If you have children, you likely have gotten that dreaded call from your child’s teacher. Unfortunately, it’s almost always negative. I am a public school teacher of 87 middle schoolers but I also have two daughters. Therefore, I’ve been on both ends of the call. I have experienced exasperation as both a teacher and a parent. However, I’ve also experienced the unstoppable synergy that occurs when teachers and parents work together to help a student reach their academic potential.
So go to your child’s open house. Meet the teacher, shake hands and show a great deal of interest and enthusiasm in what’s going on in the classroom. Ask lots of questions, make sure you sign up for class newsletters and websites. It’s easier for a teacher to check email than return phone calls, so make sure you have the teacher’s email address and that the teacher has yours. I love all the emails I get from my parents on a weekly basis. I always thank them for their support and listen to their concerns.
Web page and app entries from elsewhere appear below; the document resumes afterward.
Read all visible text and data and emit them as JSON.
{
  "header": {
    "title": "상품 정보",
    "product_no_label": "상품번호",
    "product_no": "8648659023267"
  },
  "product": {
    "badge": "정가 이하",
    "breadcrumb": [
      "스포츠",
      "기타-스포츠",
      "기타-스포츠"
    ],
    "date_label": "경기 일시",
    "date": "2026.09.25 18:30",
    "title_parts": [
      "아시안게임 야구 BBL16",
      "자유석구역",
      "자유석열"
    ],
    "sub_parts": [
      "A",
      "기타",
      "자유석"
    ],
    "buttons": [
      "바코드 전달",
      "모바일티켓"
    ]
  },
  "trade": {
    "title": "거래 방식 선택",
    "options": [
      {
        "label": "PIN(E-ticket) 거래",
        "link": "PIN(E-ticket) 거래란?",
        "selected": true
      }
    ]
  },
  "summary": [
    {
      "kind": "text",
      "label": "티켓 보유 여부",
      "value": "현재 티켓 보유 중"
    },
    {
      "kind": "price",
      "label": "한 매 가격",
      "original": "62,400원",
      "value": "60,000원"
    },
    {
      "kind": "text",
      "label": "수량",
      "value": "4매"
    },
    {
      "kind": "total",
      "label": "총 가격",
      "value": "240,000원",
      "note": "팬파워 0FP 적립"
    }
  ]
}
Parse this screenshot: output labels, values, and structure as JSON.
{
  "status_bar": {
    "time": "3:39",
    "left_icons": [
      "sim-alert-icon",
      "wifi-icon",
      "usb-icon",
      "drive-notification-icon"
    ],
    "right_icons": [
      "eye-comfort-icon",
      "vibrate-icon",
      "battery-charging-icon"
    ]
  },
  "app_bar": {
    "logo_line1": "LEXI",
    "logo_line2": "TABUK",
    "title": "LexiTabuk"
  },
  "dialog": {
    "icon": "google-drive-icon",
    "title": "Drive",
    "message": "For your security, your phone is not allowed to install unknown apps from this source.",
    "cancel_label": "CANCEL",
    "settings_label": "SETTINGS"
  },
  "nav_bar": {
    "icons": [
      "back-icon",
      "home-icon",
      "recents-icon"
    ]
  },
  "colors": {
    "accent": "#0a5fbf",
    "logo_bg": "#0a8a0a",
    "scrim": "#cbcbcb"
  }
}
About three years ago, I received an old-fashioned letter from a parent. The letter was mailed from one of my student’s home with an actual USPS stamp! In my 15 years of teaching, I’d never received a “snail mail” letter from a parent, so I opened it with great interest. It stated that due to a work conflict she was unable to attend the open house. However, she expressed a great deal of interest in how her daughter could be successful in class. She gave me all her contact information and detailed her daughter’s academic strengths and weaknesses. She expressed a positive attitude toward homework and maintaining a regular line of communication. I’ve decided to copy her idea, and mail my daughter’s teachers because I know that teachers get thousands of emails so handwritten letters stand out.